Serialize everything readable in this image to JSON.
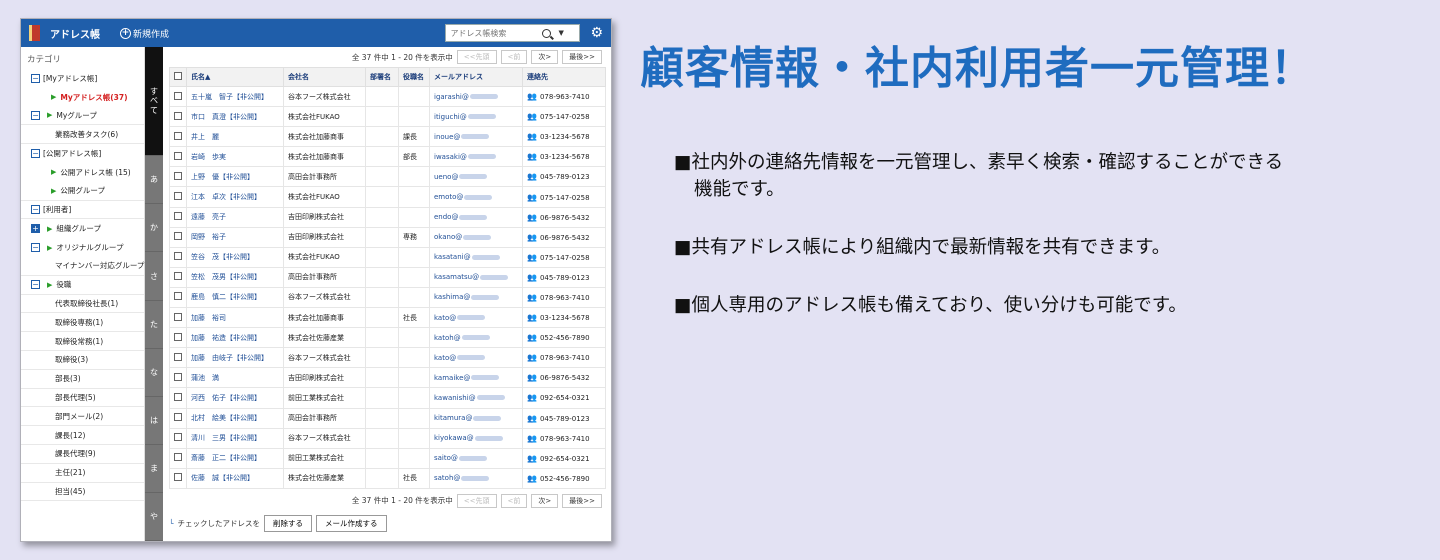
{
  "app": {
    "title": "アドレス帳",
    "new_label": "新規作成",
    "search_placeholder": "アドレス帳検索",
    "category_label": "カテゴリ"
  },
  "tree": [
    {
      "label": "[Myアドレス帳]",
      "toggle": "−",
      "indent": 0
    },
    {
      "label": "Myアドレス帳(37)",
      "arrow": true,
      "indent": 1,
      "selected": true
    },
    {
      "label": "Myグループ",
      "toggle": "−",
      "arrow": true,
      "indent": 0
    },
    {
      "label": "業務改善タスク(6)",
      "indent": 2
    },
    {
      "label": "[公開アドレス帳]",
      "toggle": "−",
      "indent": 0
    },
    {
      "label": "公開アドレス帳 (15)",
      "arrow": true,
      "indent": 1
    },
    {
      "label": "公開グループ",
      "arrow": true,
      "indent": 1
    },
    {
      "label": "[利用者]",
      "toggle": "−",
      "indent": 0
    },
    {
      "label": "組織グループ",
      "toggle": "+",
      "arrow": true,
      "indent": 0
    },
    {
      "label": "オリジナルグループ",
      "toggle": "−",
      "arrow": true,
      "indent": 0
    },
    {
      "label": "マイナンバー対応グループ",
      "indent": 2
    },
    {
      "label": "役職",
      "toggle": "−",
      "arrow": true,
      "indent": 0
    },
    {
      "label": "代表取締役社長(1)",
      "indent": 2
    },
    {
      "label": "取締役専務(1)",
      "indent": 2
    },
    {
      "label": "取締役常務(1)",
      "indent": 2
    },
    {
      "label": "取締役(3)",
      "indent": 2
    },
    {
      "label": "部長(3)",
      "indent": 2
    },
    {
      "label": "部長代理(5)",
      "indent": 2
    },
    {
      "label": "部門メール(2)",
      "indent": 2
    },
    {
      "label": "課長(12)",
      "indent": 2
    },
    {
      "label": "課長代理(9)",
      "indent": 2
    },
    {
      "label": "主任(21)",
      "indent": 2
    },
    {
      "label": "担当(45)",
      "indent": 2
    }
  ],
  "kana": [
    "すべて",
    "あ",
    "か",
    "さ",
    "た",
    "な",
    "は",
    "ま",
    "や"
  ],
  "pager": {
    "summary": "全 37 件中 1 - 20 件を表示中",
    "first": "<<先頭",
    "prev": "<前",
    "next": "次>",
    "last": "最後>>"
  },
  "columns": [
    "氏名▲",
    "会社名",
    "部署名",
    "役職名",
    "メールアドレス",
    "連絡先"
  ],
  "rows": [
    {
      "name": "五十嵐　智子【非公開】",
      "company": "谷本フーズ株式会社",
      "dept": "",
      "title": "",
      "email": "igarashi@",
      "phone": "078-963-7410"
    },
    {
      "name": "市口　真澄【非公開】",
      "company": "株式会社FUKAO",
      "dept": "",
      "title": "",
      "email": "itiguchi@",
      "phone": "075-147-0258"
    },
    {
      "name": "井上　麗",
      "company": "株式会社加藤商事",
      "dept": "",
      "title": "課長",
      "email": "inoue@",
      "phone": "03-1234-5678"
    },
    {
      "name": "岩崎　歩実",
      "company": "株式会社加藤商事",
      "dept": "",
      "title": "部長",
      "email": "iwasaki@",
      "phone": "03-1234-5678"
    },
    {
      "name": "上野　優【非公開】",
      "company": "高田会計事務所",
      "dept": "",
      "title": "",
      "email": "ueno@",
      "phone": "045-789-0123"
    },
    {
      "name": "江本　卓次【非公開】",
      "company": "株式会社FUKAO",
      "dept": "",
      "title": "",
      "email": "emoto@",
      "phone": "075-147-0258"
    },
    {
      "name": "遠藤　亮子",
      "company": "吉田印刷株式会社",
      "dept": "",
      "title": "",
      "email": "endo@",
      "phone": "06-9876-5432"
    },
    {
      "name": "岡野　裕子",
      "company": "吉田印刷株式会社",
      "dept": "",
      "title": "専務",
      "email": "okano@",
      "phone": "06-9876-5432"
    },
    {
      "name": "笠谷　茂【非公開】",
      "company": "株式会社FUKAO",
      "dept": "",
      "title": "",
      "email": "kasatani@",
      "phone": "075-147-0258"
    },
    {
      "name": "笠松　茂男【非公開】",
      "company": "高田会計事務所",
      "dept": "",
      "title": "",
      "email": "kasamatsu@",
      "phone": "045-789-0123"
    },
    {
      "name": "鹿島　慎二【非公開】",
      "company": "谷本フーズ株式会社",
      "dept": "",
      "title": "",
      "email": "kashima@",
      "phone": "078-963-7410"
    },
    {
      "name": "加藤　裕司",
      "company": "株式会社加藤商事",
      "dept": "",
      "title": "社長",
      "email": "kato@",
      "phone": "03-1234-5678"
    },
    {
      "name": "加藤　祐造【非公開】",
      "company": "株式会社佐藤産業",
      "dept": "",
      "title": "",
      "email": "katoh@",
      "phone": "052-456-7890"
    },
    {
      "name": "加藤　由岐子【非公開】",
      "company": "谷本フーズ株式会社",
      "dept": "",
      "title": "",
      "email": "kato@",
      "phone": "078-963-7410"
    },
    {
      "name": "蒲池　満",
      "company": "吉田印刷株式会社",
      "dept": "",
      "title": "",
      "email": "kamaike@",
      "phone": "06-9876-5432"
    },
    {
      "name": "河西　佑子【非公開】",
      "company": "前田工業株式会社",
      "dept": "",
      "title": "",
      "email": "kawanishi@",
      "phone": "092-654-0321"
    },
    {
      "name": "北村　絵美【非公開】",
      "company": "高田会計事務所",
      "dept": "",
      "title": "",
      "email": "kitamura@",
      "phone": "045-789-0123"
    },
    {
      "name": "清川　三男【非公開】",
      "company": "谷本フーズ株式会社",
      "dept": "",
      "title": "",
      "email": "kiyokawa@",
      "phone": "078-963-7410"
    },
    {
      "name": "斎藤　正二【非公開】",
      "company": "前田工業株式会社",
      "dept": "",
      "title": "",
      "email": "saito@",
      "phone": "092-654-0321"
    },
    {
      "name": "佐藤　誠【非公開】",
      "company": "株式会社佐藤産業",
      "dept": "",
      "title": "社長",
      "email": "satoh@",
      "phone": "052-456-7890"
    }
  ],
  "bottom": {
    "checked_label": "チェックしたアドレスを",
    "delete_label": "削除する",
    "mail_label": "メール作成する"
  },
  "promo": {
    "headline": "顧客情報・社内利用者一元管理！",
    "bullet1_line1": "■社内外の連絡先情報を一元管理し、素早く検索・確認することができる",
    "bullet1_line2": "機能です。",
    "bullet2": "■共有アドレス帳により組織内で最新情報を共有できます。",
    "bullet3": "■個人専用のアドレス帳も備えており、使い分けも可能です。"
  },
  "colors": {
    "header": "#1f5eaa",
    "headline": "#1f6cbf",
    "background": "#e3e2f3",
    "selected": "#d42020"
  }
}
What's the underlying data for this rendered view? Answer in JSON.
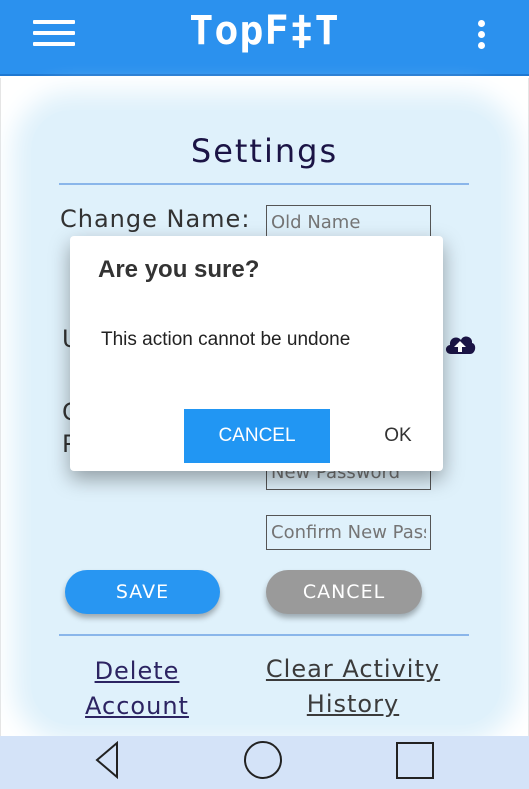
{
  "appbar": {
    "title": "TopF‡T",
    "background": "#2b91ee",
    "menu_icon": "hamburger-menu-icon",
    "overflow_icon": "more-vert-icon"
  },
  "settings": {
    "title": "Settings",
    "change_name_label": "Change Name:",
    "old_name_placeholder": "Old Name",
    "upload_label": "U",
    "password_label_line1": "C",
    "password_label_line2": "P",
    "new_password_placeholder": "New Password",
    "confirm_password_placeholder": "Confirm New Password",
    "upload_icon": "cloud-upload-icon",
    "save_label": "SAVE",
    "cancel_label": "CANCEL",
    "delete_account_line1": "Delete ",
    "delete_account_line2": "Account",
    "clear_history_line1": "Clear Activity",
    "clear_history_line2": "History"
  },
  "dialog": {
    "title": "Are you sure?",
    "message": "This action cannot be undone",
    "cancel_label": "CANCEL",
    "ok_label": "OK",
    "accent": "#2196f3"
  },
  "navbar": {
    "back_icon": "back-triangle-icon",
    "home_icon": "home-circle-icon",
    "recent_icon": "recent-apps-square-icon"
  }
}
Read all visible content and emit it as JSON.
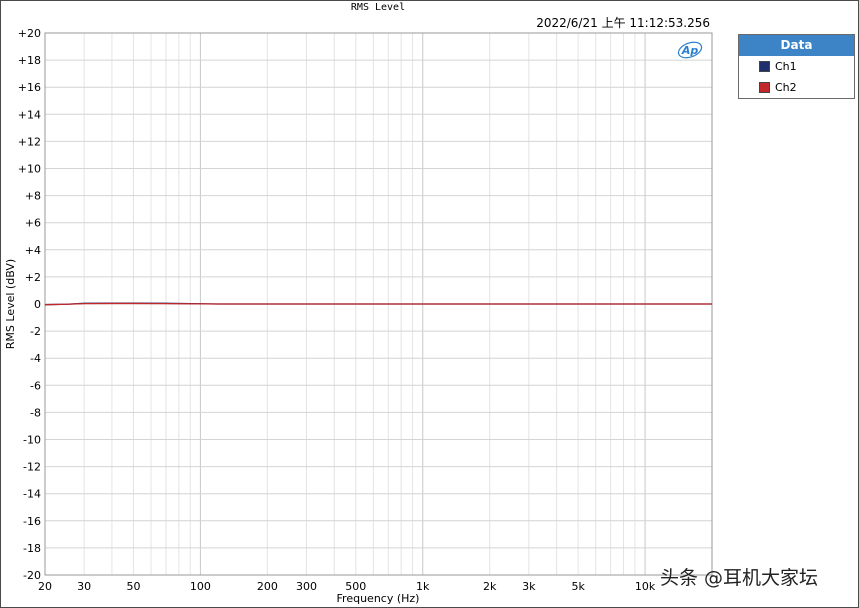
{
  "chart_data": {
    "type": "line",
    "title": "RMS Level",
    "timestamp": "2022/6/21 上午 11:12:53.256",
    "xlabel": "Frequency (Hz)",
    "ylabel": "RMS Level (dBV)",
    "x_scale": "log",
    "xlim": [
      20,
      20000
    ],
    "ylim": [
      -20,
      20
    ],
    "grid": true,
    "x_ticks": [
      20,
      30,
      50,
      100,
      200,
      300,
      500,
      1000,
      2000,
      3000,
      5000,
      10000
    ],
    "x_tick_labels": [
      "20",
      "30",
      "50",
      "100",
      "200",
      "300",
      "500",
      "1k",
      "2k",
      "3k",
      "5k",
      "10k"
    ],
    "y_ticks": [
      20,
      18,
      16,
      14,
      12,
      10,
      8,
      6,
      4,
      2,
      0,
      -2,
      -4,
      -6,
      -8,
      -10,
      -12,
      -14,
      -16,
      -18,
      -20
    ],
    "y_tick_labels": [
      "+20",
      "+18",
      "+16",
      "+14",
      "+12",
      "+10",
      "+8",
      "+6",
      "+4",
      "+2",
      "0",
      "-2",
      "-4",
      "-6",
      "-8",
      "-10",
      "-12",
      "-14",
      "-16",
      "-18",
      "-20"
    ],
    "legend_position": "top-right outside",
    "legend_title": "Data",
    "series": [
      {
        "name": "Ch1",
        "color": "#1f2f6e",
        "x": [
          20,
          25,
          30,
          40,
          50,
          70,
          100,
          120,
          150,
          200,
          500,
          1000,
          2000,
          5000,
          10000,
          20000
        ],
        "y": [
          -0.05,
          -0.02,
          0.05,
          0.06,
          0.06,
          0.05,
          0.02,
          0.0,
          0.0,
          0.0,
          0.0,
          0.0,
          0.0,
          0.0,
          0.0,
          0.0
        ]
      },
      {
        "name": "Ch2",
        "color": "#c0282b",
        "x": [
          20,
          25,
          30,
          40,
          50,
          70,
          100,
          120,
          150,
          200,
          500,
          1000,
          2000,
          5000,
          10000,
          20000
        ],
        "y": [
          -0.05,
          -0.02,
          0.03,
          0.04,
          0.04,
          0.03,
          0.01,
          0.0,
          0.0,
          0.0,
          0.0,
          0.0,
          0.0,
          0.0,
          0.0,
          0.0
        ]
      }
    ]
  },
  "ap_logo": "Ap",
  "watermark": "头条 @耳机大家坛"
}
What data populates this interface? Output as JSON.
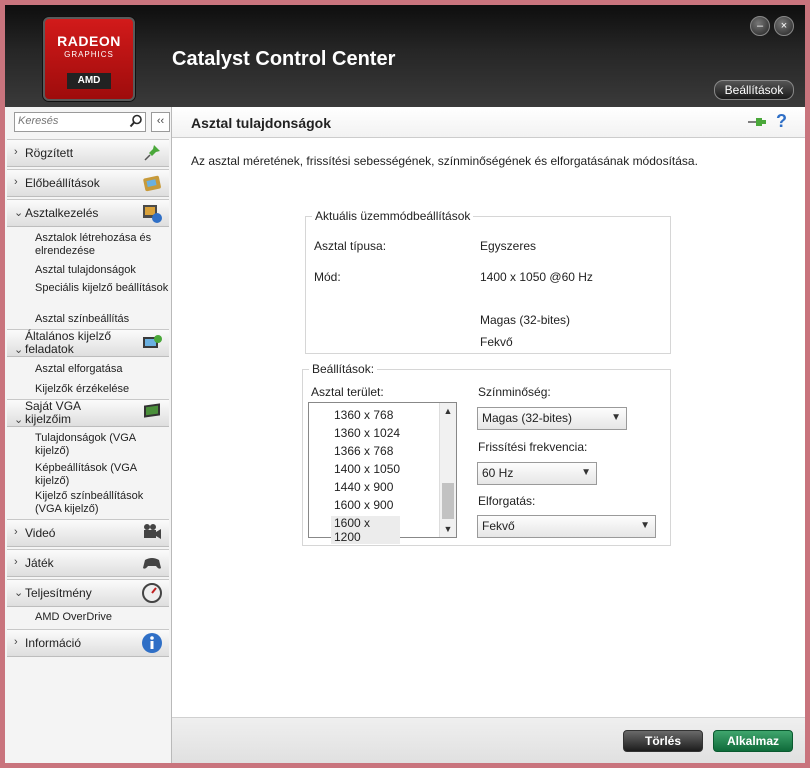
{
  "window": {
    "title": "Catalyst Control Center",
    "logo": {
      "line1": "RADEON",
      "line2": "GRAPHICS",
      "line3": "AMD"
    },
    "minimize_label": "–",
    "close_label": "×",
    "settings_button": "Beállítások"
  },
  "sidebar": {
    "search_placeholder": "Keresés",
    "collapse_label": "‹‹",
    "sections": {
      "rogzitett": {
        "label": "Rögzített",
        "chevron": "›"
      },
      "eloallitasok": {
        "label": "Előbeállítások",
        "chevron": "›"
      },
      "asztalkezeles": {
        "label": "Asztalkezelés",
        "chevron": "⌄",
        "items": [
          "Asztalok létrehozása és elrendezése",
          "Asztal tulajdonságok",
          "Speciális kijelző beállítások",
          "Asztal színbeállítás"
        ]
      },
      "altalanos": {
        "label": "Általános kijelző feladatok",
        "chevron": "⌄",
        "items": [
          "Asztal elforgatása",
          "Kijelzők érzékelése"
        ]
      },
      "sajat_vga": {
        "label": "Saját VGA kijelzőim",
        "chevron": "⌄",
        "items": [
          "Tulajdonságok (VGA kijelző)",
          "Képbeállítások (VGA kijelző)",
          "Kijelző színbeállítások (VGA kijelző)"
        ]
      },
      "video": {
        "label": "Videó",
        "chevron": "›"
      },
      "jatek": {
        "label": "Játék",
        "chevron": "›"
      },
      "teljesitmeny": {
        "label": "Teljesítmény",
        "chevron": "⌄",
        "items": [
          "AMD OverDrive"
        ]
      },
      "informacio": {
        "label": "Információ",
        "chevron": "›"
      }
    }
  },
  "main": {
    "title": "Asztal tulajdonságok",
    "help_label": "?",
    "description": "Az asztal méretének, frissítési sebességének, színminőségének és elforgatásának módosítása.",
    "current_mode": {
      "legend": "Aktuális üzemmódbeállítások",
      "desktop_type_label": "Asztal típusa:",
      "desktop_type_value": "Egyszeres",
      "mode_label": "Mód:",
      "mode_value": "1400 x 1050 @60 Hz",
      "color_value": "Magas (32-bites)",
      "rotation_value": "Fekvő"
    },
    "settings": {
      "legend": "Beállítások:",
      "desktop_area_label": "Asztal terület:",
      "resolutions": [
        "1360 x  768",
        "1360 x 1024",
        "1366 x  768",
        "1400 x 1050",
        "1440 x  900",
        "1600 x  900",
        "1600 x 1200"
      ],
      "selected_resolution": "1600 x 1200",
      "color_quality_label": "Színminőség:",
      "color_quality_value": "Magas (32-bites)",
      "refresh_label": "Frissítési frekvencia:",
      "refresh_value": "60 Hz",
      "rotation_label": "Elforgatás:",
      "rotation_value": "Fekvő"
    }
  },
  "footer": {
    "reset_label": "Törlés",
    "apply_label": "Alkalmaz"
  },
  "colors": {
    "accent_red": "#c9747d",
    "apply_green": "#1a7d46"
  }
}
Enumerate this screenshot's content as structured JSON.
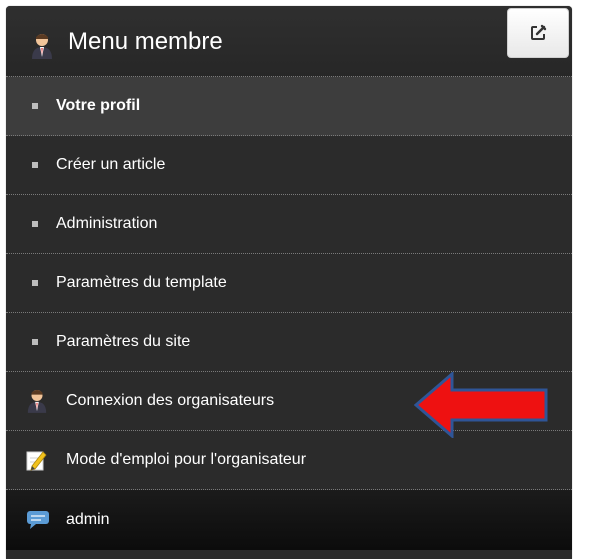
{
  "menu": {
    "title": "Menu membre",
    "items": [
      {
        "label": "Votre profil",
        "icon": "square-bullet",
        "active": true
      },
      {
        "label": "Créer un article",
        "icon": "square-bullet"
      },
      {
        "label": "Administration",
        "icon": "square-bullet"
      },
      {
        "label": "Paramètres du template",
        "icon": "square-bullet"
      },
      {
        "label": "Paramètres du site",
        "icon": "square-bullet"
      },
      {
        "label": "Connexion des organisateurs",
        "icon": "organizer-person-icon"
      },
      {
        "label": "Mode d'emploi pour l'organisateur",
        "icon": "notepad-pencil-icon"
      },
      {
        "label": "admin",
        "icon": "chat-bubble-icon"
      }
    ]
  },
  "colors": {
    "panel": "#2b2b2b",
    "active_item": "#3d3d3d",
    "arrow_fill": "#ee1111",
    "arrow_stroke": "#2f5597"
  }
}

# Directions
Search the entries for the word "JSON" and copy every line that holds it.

# Exercise output
Serialize everything readable in this image to JSON.
What's the underlying data for this rendered view? Answer in JSON.
Read all visible content and emit it as JSON.
What data populates this interface? Output as JSON.
Enumerate this screenshot's content as structured JSON.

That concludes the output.